cloud delivery options available to an organization.
Bozman further illustrates the benefits with private
and public clouds: “Private clouds leverage cloud
technology, bringing many of the benefits—such as
more standardization of infrastructure and business
processes—that reduce overall operational costs
(opex) and improve business agility. Public clouds offer
the benefits of leveraging someone else’s infrastructure
to run IT workloads on a pay-as-you-go basis,
reducing capex costs.”
HP CloudSystem is a comprehensive, integrated
solution for all clouds
For a complete, integrated platform that provides
private, hybrid, and even public clouds, look no
further than HP CloudSystem. HP CloudSystem is
the industry’s most complete cloud system, with
offerings for both enterprise organizations and
service providers. And HP is the only vendor able to
deliver such a comprehensive cloud platform with the
attributes needed by CIOs, service providers, and IT
With support for the broadest set of applications,
CloudSystem provides IT with a unified way to offer,
provision, and manage services across private clouds,
public cloud providers, and traditional IT. It enables
the flexibility to scale capacity within and outside the
data center, it is extensible to existing IT infrastructure,
and it can support heterogeneous environments.
HP CloudSystem consists of three integrated offerings.
These offerings provide a range of services for all
organizations as well as an avenue for growth and
• The HP CloudSystem Matrix offering is focused
on private clouds and infrastructure as a service.
This entry-level offering allows you to provision
infrastructure and applications in minutes, not
• HP CloudSystem Enterprise is for those looking
to deploy private and hybrid cloud environments
and the full range of service models (IaaS, PaaS,

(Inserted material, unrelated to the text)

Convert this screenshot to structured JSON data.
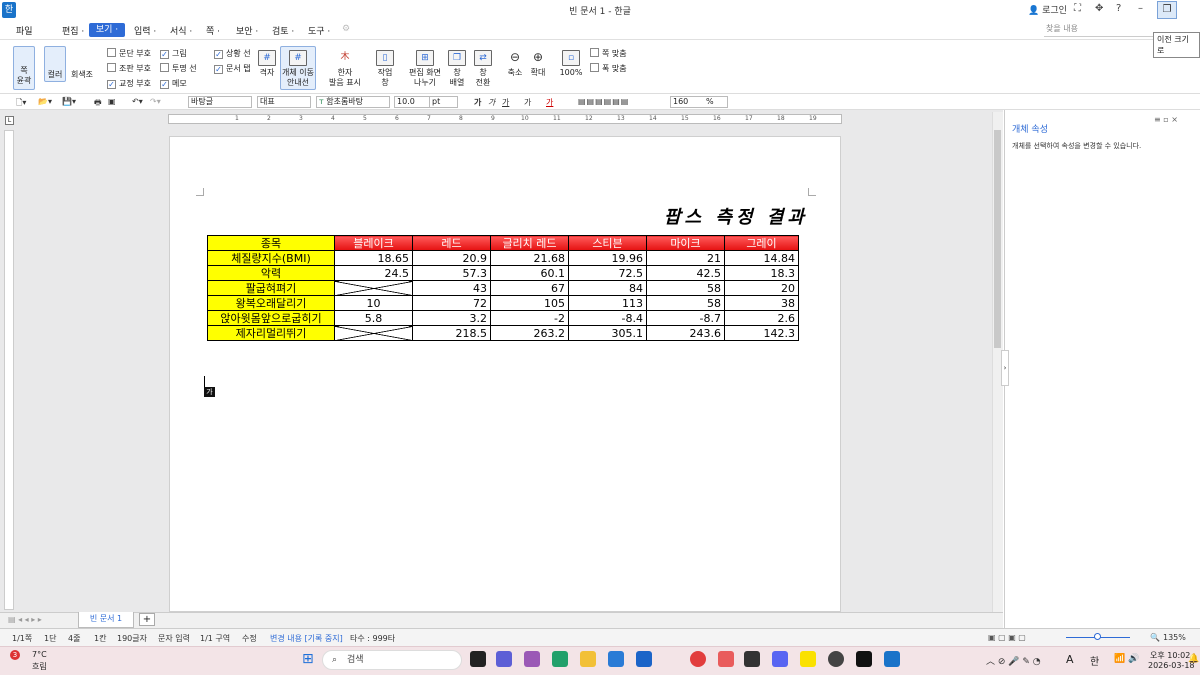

and SaaS). It provides a single services view of
your environments, from private cloud to public
clouds to traditional IT with advanced application to

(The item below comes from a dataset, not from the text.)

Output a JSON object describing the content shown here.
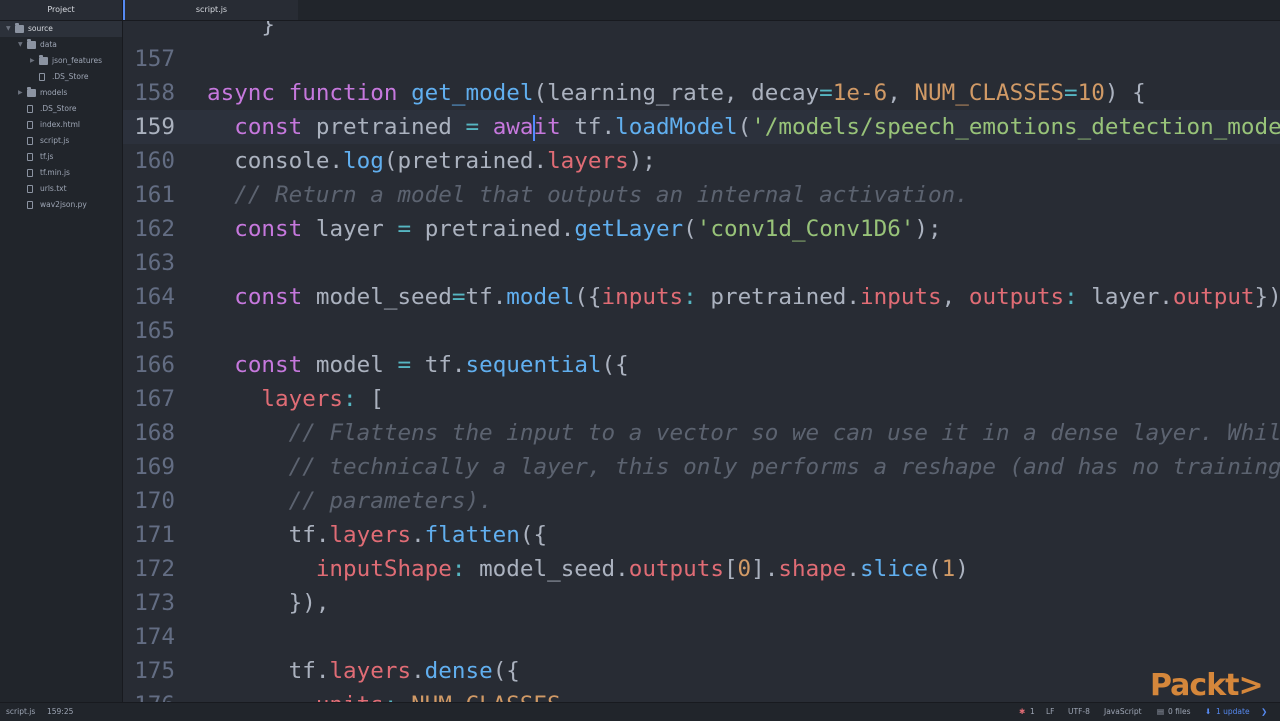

infrastructure lifecycle management.
• Finally, HP CloudSystem Service Provider is tuned
for service providers looking to deploy public and
hosted private clouds, and to deliver owned and

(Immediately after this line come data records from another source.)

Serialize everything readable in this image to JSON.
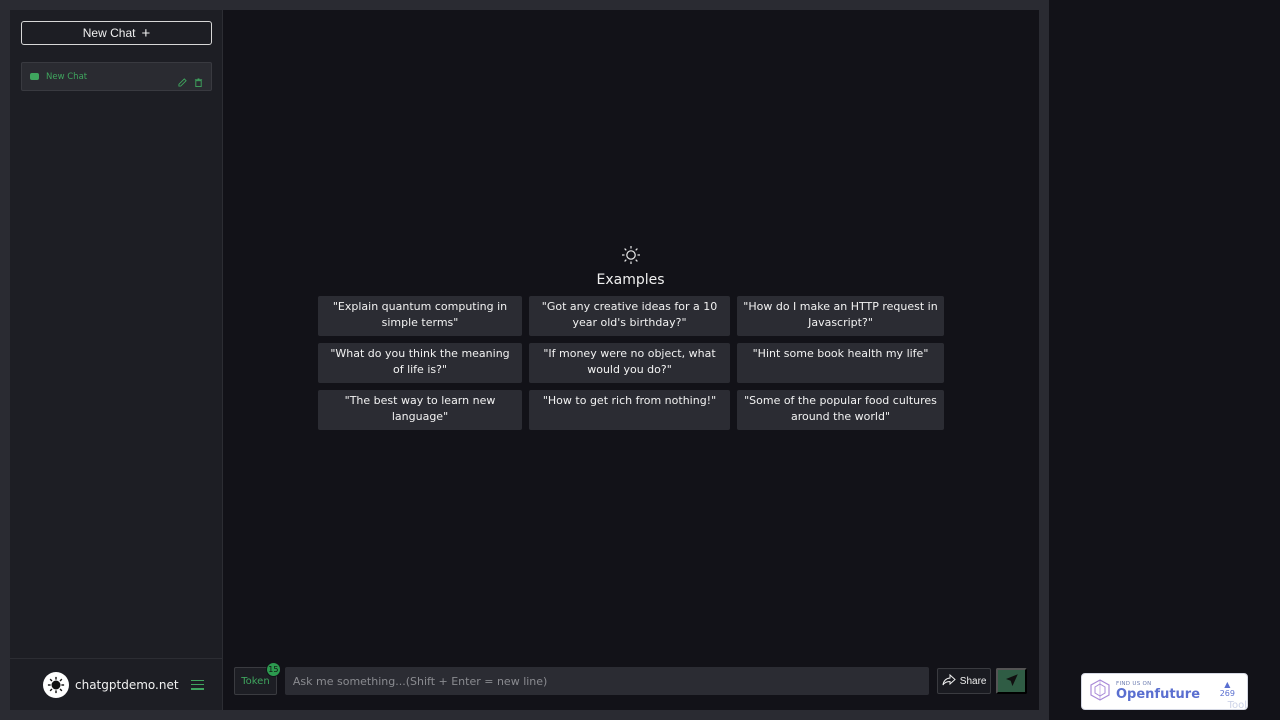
{
  "sidebar": {
    "new_chat_label": "New Chat",
    "chat_items": [
      {
        "label": "New Chat"
      }
    ],
    "footer": {
      "site_name": "chatgptdemo.net"
    }
  },
  "main": {
    "examples_title": "Examples",
    "examples": [
      "\"Explain quantum computing in simple terms\"",
      "\"Got any creative ideas for a 10 year old's birthday?\"",
      "\"How do I make an HTTP request in Javascript?\"",
      "\"What do you think the meaning of life is?\"",
      "\"If money were no object, what would you do?\"",
      "\"Hint some book health my life\"",
      "\"The best way to learn new language\"",
      "\"How to get rich from nothing!\"",
      "\"Some of the popular food cultures around the world\""
    ]
  },
  "input_bar": {
    "token_label": "Token",
    "token_count": "15",
    "placeholder": "Ask me something...(Shift + Enter = new line)",
    "share_label": "Share"
  },
  "openfuture_badge": {
    "small_text": "FIND US ON",
    "brand": "Openfuture",
    "votes": "269",
    "overlay_text": "Tool"
  },
  "colors": {
    "accent_green": "#3fa55e",
    "background": "#121218",
    "sidebar": "#1d1e24",
    "card": "#2b2c33"
  }
}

third-party cloud services.
HP CloudSystem offerings can be extended with
HP’s market-leading software and hardware such as
HP 3PAR Utility Storage, HP TippingPoint and ArcSight
security, HP networking, HP mission-critical computing,
and HP software. CloudSystem is optimized for
HP infrastructure but it supports non-HP infrastructure
HP CloudSystem enables you to build and manage
cloud services across private, public, and hybrid
clouds without having to know, or care, whether
those services come from HP CloudSystem’s own “onpremises”
resources, from your existing infrastructure,
or from the public domain.
Are you ready for the cloud?
While there is plenty of hype about cloud computing,
it can bring you real benefits. Embracing cloud where
it makes sense for your business can speed your time
to revenue and reduce your costs. But embracing
cloud means cutting through the hype to find real
No matter where you are in the cloud adoption
lifecyle, HP has the people, processes, and proven
track record to make a real difference and help you
take a direct route to the cloud. With HP as your
partner, you’ll be on your way to reaping the benefits
of cloud computing—without the hype—because
HP offers the most extensive range of cloud computing
expertise, products, and services. Contact us today
and learn more about the solutions discussed in this
paper and how HP can help make your journey to the
cloud a smooth one.
To learn more about HP Cloud technologies, go to:
• HP Cloud Computing Solutions at Cloud Computing
| HP Enterprise Solutions
• HP CloudSystem at Build Cloud Services with
• HP Cloud Maps at HP Cloud Maps for
© Copyright 2011 Hewlett-Packard Development Company, L.P. The information contained herein is subject to change without notice. The only
warranties for HP products and services are set forth in the express warranty statements accompanying such products and services. Nothing herein
should be construed as constituting an additional warranty. HP shall not be liable for technical or editorial errors or omissions contained herein.
Microsoft is a U.S. registered trademark of Microsoft Corporation. Oracle is a registered trademark of Oracle and/or its affiliates.
4AA3-4550ENW, Created May 2011